NIH Advances the Push for Extreme Personalized Medicine

January 22, 2013 COOL TOOL. See how the TALE protein (rainbow colored) recognizes the target DNA site and wraps around the double helix. When this TALE protein is fused to a nuclease (the scissors), creating a TALEN, the hybrid protein will clip the DNA at the target site. Credit: Jeffry D. Sander, Massachusetts ...

Photo: Why We're So Excited About Stem Cells

January 14, 2013 Certainly – as you can see here – stem cells are spectacularly beautiful. But they also hold spectacular promise for medicine. That’s why I immediately expressed my enthusiasm for last week's Supreme Court ruling that effectively enables NIH to continue conducting and funding responsible, scientifically worthy stem cell research. There ...

Tackling the Bottlenecks in the Drug Development Pipeline

January 7, 2013 Can you believe the average length of time from target discovery to approval of a new drug currently averages about 14 years? That is WAY too long. Even more shocking is that the failure rate exceeds 95 percent, and the cost per successful drug surpasses $2 billion, after adjusting for ...

Are You Getting Enough Sleep?

January 2, 2013 Have trouble sleeping? If so, you’re not alone. At least 40 million Americans suffer from chronic, long-term sleep disorders, and another 20 million have occasional problems. Many more (including me) just don’t seem to find enough hours in the day and night to get adequate sleep. Lack of sleep has ...

Helping Researchers Devastated by Superstorm Sandy
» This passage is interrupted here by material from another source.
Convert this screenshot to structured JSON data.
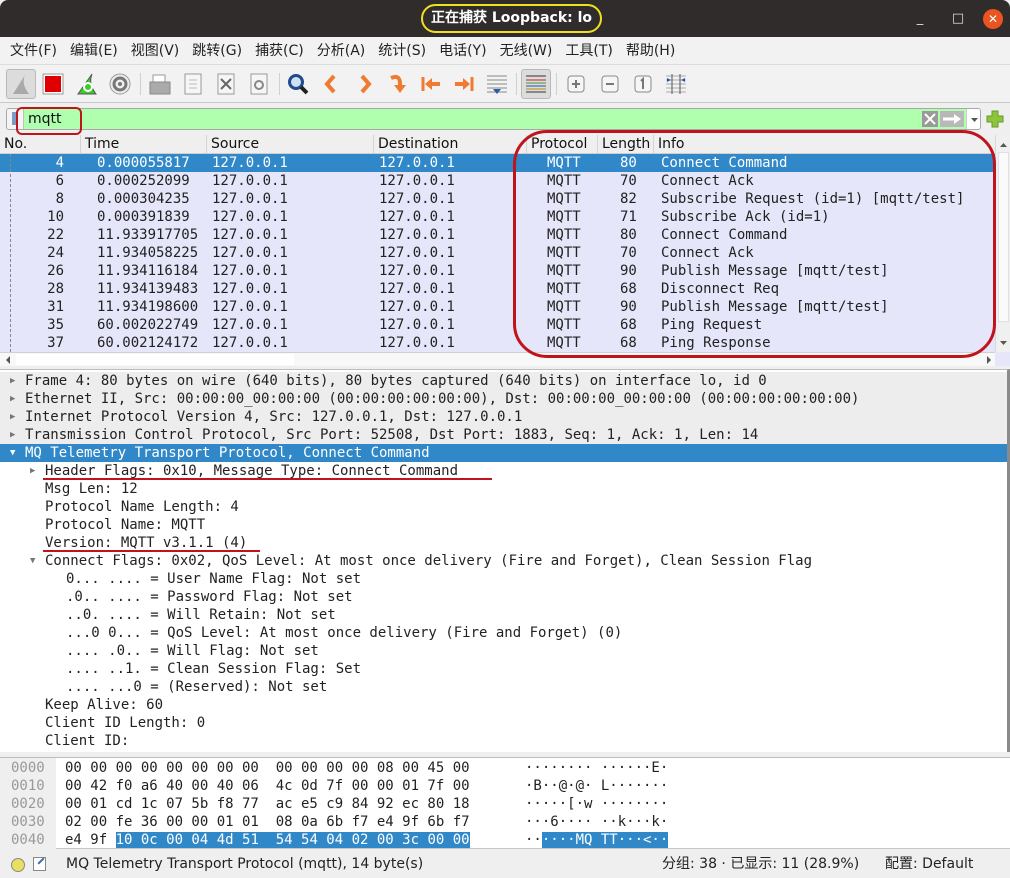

December 12, 2012 In late November, I and NIH Deputy Director for Extramural Research Dr. Sally Rockey visited the NYU Langone Medical Center in New York City. We were there to see what NIH could do to try to help the biomedical researchers whose work has been disrupted—and laboratories devastated—by Superstorm Sandy, which ...